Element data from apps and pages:
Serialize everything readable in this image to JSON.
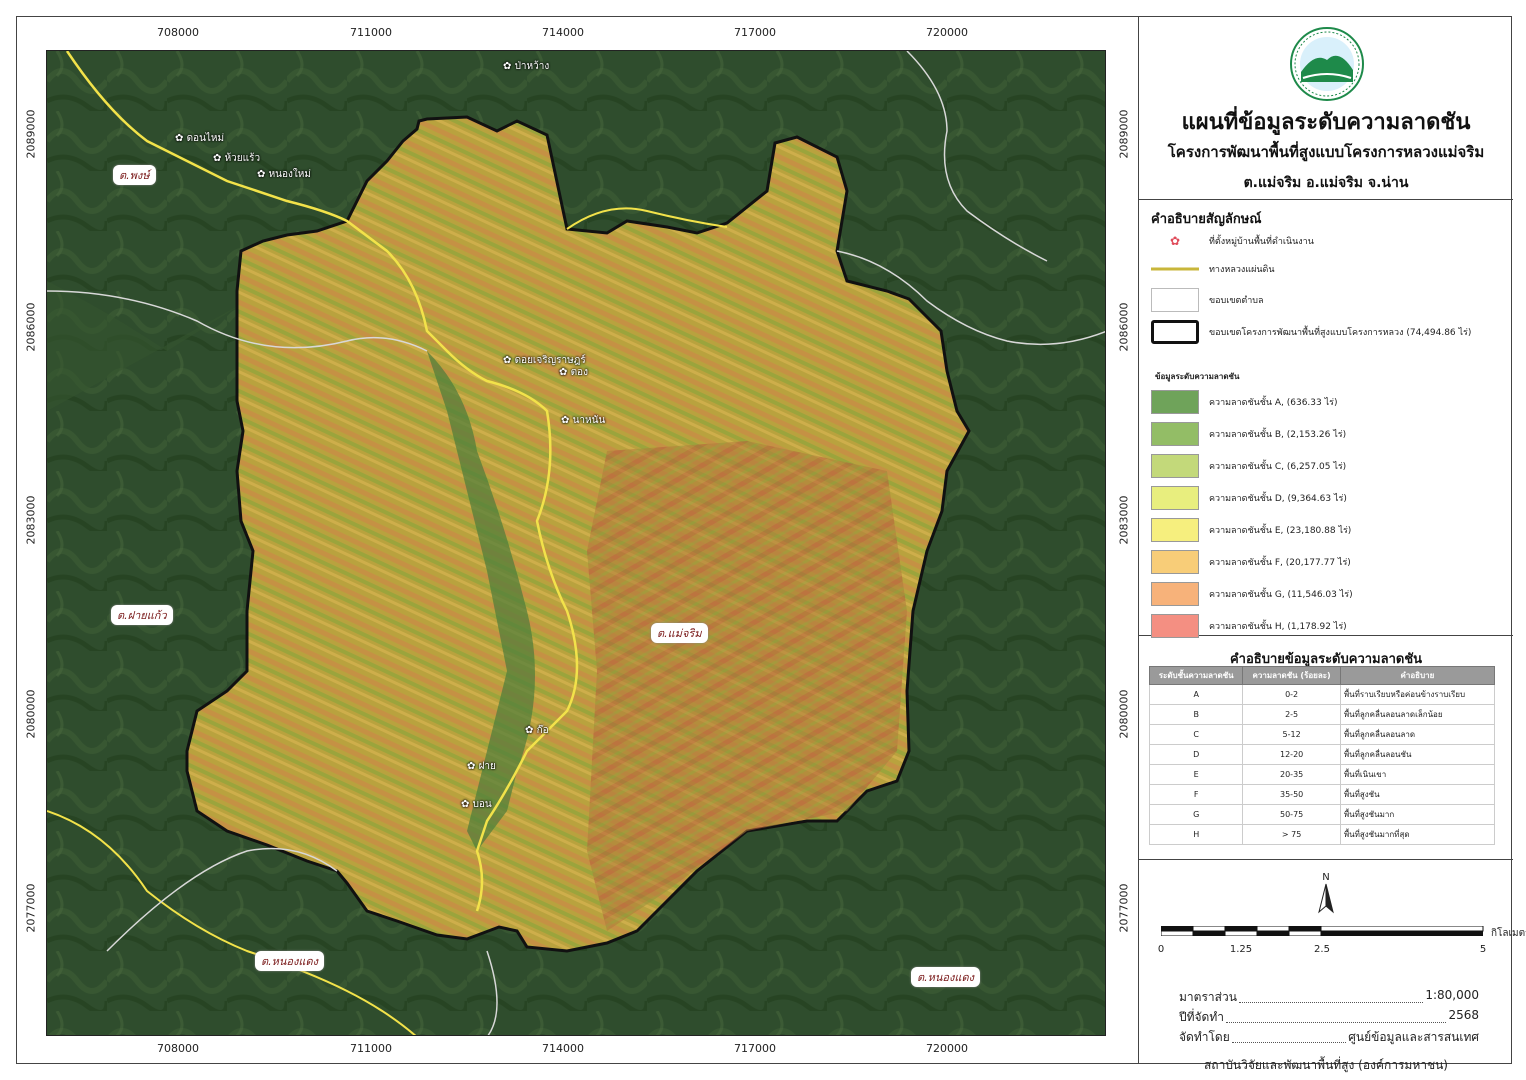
{
  "map": {
    "x_ticks": [
      "708000",
      "711000",
      "714000",
      "717000",
      "720000"
    ],
    "y_ticks": [
      "2089000",
      "2086000",
      "2083000",
      "2080000",
      "2077000"
    ],
    "villages": [
      {
        "name": "ป่าหว้าง"
      },
      {
        "name": "ดอนไหม่"
      },
      {
        "name": "ห้วยแร้ว"
      },
      {
        "name": "หนองใหม่"
      },
      {
        "name": "ดอยเจริญราษฎร์"
      },
      {
        "name": "ตอง"
      },
      {
        "name": "นาหนัน"
      },
      {
        "name": "ก๊อ"
      },
      {
        "name": "ฝาย"
      },
      {
        "name": "บอน"
      }
    ],
    "tambons": [
      {
        "name": "ต.พงษ์"
      },
      {
        "name": "ต.ฝายแก้ว"
      },
      {
        "name": "ต.แม่จริม"
      },
      {
        "name": "ต.หนองแดง"
      },
      {
        "name": "ต.หนองแดง"
      }
    ]
  },
  "title": {
    "main": "แผนที่ข้อมูลระดับความลาดชัน",
    "sub": "โครงการพัฒนาพื้นที่สูงแบบโครงการหลวงแม่จริม",
    "location": "ต.แม่จริม อ.แม่จริม จ.น่าน"
  },
  "legend": {
    "title": "คำอธิบายสัญลักษณ์",
    "village": "ที่ตั้งหมู่บ้านพื้นที่ดำเนินงาน",
    "road": "ทางหลวงแผ่นดิน",
    "tambon_boundary": "ขอบเขตตำบล",
    "project_boundary": "ขอบเขตโครงการพัฒนาพื้นที่สูงแบบโครงการหลวง (74,494.86 ไร่)",
    "slope_heading": "ข้อมูลระดับความลาดชัน",
    "classes": [
      {
        "label": "ความลาดชันชั้น A, (636.33 ไร่)",
        "color": "#6fa35a"
      },
      {
        "label": "ความลาดชันชั้น B, (2,153.26 ไร่)",
        "color": "#93bd66"
      },
      {
        "label": "ความลาดชันชั้น C, (6,257.05 ไร่)",
        "color": "#c3d97a"
      },
      {
        "label": "ความลาดชันชั้น D, (9,364.63 ไร่)",
        "color": "#e8ee7e"
      },
      {
        "label": "ความลาดชันชั้น E, (23,180.88 ไร่)",
        "color": "#f6ef7e"
      },
      {
        "label": "ความลาดชันชั้น F, (20,177.77 ไร่)",
        "color": "#f8cd78"
      },
      {
        "label": "ความลาดชันชั้น G, (11,546.03 ไร่)",
        "color": "#f7b27a"
      },
      {
        "label": "ความลาดชันชั้น H, (1,178.92 ไร่)",
        "color": "#f48f82"
      }
    ]
  },
  "slope_table": {
    "title": "คำอธิบายข้อมูลระดับความลาดชัน",
    "headers": [
      "ระดับชั้นความลาดชัน",
      "ความลาดชัน (ร้อยละ)",
      "คำอธิบาย"
    ],
    "rows": [
      [
        "A",
        "0-2",
        "พื้นที่ราบเรียบหรือค่อนข้างราบเรียบ"
      ],
      [
        "B",
        "2-5",
        "พื้นที่ลูกคลื่นลอนลาดเล็กน้อย"
      ],
      [
        "C",
        "5-12",
        "พื้นที่ลูกคลื่นลอนลาด"
      ],
      [
        "D",
        "12-20",
        "พื้นที่ลูกคลื่นลอนชัน"
      ],
      [
        "E",
        "20-35",
        "พื้นที่เนินเขา"
      ],
      [
        "F",
        "35-50",
        "พื้นที่สูงชัน"
      ],
      [
        "G",
        "50-75",
        "พื้นที่สูงชันมาก"
      ],
      [
        "H",
        "> 75",
        "พื้นที่สูงชันมากที่สุด"
      ]
    ]
  },
  "scale": {
    "north": "N",
    "labels": [
      "0",
      "1.25",
      "2.5",
      "5"
    ],
    "unit": "กิโลเมตร"
  },
  "info": {
    "scale_label": "มาตราส่วน",
    "scale_value": "1:80,000",
    "year_label": "ปีที่จัดทำ",
    "year_value": "2568",
    "by_label": "จัดทำโดย",
    "by_value": "ศูนย์ข้อมูลและสารสนเทศ",
    "institute": "สถาบันวิจัยและพัฒนาพื้นที่สูง (องค์การมหาชน)"
  },
  "colors": {
    "forest": "#2e4a2c",
    "project_fill": "#b7a03c",
    "road": "#f2e24a",
    "boundary": "#111111"
  }
}
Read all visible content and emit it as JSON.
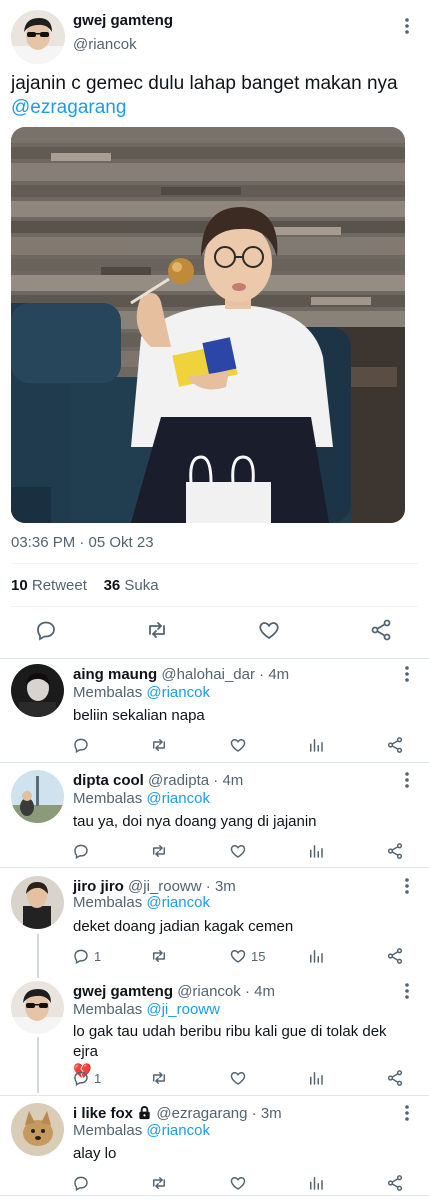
{
  "main_tweet": {
    "name": "gwej gamteng",
    "handle": "@riancok",
    "text": "jajanin c gemec dulu lahap banget makan nya",
    "mention": "@ezragarang",
    "time": "03:36 PM · 05 Okt 23",
    "retweet_count": "10",
    "retweet_label": "Retweet",
    "like_count": "36",
    "like_label": "Suka"
  },
  "replies": [
    {
      "name": "aing maung",
      "handle": "@halohai_dar",
      "age": "4m",
      "replying_label": "Membalas",
      "replying_to": "@riancok",
      "text": "beliin sekalian napa",
      "reply_count": "",
      "like_count": ""
    },
    {
      "name": "dipta cool",
      "handle": "@radipta",
      "age": "4m",
      "replying_label": "Membalas",
      "replying_to": "@riancok",
      "text": "tau ya, doi nya doang yang di jajanin",
      "reply_count": "",
      "like_count": ""
    },
    {
      "name": "jiro jiro",
      "handle": "@ji_rooww",
      "age": "3m",
      "replying_label": "Membalas",
      "replying_to": "@riancok",
      "text": "deket doang jadian kagak cemen",
      "reply_count": "1",
      "like_count": "15"
    },
    {
      "name": "gwej gamteng",
      "handle": "@riancok",
      "age": "4m",
      "replying_label": "Membalas",
      "replying_to": "@ji_rooww",
      "text": "lo gak tau udah beribu ribu kali gue di tolak dek ejra",
      "emoji": "💔",
      "reply_count": "1",
      "like_count": ""
    },
    {
      "name": "i like fox",
      "handle": "@ezragarang",
      "age": "3m",
      "replying_label": "Membalas",
      "replying_to": "@riancok",
      "text": "alay lo",
      "reply_count": "",
      "like_count": ""
    }
  ],
  "colors": {
    "accent": "#1d9bf0",
    "secondary_text": "#536471",
    "divider": "#eff3f4"
  },
  "icons": [
    "more-vertical-icon",
    "reply-icon",
    "retweet-icon",
    "like-icon",
    "views-icon",
    "share-icon",
    "lock-icon",
    "broken-heart-emoji"
  ]
}
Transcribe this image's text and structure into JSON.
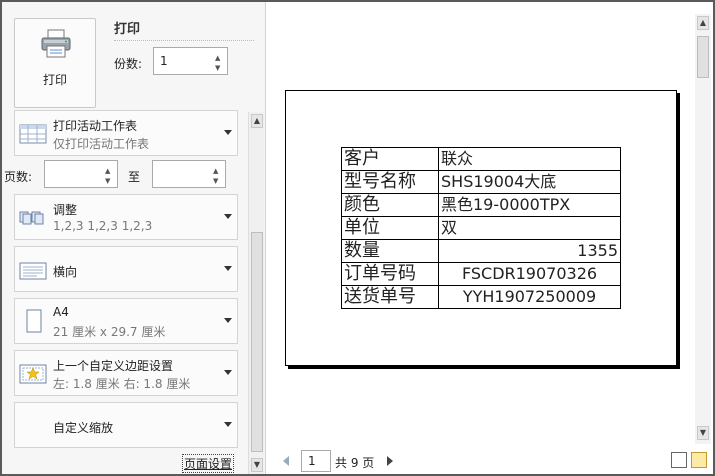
{
  "print": {
    "button_label": "打印",
    "section_title": "打印",
    "copies_label": "份数:",
    "copies_value": "1"
  },
  "options": [
    {
      "title": "打印活动工作表",
      "subtitle": "仅打印活动工作表",
      "icon": "sheet-icon"
    },
    {
      "title": "调整",
      "subtitle": "1,2,3    1,2,3    1,2,3",
      "icon": "collate-icon"
    },
    {
      "title": "横向",
      "subtitle": "",
      "icon": "landscape-icon"
    },
    {
      "title": "A4",
      "subtitle": "21 厘米 x 29.7 厘米",
      "icon": "paper-size-icon"
    },
    {
      "title": "上一个自定义边距设置",
      "subtitle": "左:  1.8 厘米    右:  1.8 厘米",
      "icon": "margins-icon"
    },
    {
      "title": "自定义缩放",
      "subtitle": "",
      "icon": ""
    }
  ],
  "pages": {
    "label": "页数:",
    "to_label": "至",
    "from_value": "",
    "to_value": ""
  },
  "page_setup_link": "页面设置",
  "preview": {
    "rows": [
      {
        "key": "客户",
        "value": "联众",
        "align": "left"
      },
      {
        "key": "型号名称",
        "value": "SHS19004大底",
        "align": "left"
      },
      {
        "key": "颜色",
        "value": "黑色19-0000TPX",
        "align": "left"
      },
      {
        "key": "单位",
        "value": "双",
        "align": "left"
      },
      {
        "key": "数量",
        "value": "1355",
        "align": "right"
      },
      {
        "key": "订单号码",
        "value": "FSCDR19070326",
        "align": "center"
      },
      {
        "key": "送货单号",
        "value": "YYH1907250009",
        "align": "center"
      }
    ]
  },
  "navigation": {
    "current_page": "1",
    "total_pages": "共 9 页"
  }
}
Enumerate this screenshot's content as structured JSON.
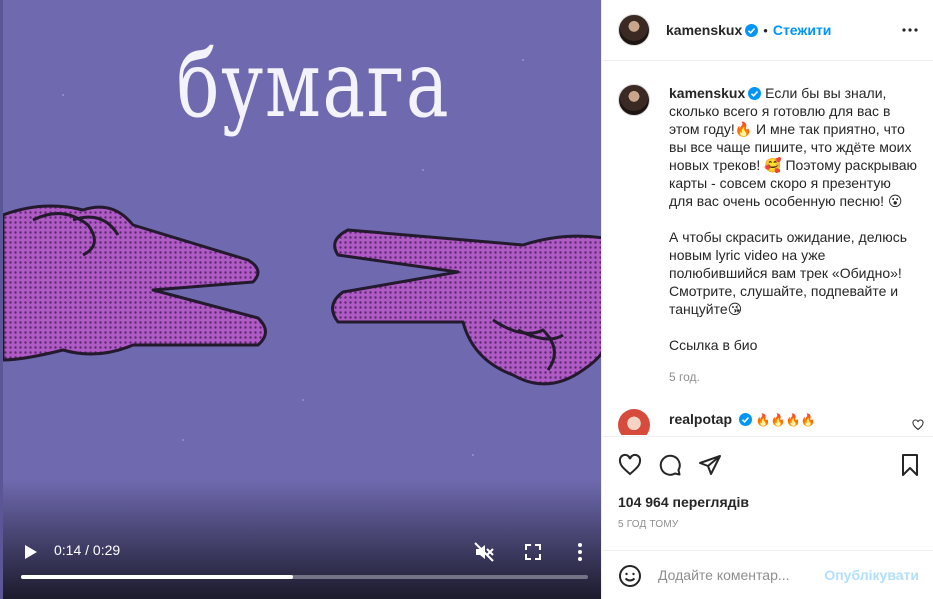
{
  "video": {
    "title_text": "бумага",
    "time": "0:14 / 0:29",
    "progress_fraction": 0.48,
    "icons": [
      "play-icon",
      "mute-icon",
      "fullscreen-icon",
      "more-vertical-icon"
    ]
  },
  "header": {
    "username": "kamenskux",
    "separator": "•",
    "follow_label": "Стежити"
  },
  "caption": {
    "username": "kamenskux",
    "text": "Если бы вы знали, сколько всего я готовлю для вас в этом году!🔥 И мне так приятно, что вы все чаще пишите, что ждёте моих новых треков! 🥰 Поэтому раскрываю карты - совсем скоро я презентую для вас очень особенную песню! 😮\n\nА чтобы скрасить ожидание, делюсь новым lyric video на уже полюбившийся вам трек «Обидно»! Смотрите, слушайте, подпевайте и танцуйте😘\n\nСсылка в био",
    "age": "5 год."
  },
  "comment": {
    "username": "realpotap",
    "text": "🔥🔥🔥🔥"
  },
  "stats": {
    "views": "104 964 переглядів",
    "posted": "5 ГОД ТОМУ"
  },
  "add_comment": {
    "placeholder": "Додайте коментар...",
    "publish_label": "Опублікувати"
  },
  "colors": {
    "accent": "#0095f6",
    "publish_disabled": "#b2dffc",
    "video_bg": "#6f6ab0",
    "hand_fill": "#b35cc8"
  }
}
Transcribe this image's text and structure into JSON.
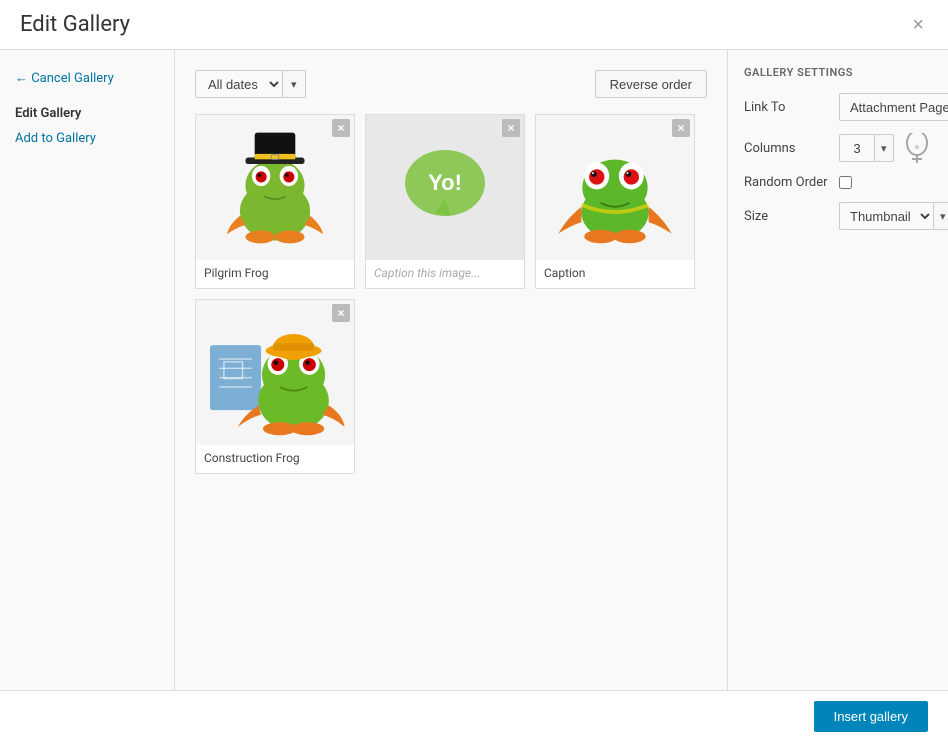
{
  "modal": {
    "title": "Edit Gallery",
    "close_label": "×"
  },
  "sidebar": {
    "cancel_label": "← Cancel Gallery",
    "section_title": "Edit Gallery",
    "add_to_gallery_label": "Add to Gallery"
  },
  "toolbar": {
    "date_filter_value": "All dates",
    "date_dropdown_arrow": "▾",
    "reverse_order_label": "Reverse order"
  },
  "gallery": {
    "items": [
      {
        "id": "pilgrim-frog",
        "caption": "Pilgrim Frog",
        "caption_placeholder": false
      },
      {
        "id": "yo-frog",
        "caption": "Caption this image...",
        "caption_placeholder": true
      },
      {
        "id": "red-frog",
        "caption": "Caption",
        "caption_placeholder": false
      },
      {
        "id": "construction-frog",
        "caption": "Construction Frog",
        "caption_placeholder": false
      }
    ]
  },
  "settings": {
    "title": "GALLERY SETTINGS",
    "link_to_label": "Link To",
    "link_to_value": "Attachment Page",
    "link_to_arrow": "▾",
    "columns_label": "Columns",
    "columns_value": "3",
    "columns_arrow": "▾",
    "random_order_label": "Random Order",
    "size_label": "Size",
    "size_value": "Thumbnail",
    "size_arrow": "▾"
  },
  "footer": {
    "insert_gallery_label": "Insert gallery"
  }
}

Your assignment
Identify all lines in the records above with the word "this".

Answer to the problem
Serialize everything readable in this image to JSON.
Transcribe this image's text and structure into JSON.
Enumerate this screenshot's content as structured JSON.
Transcribe this image's text and structure into JSON.
        "caption": "Caption this image...",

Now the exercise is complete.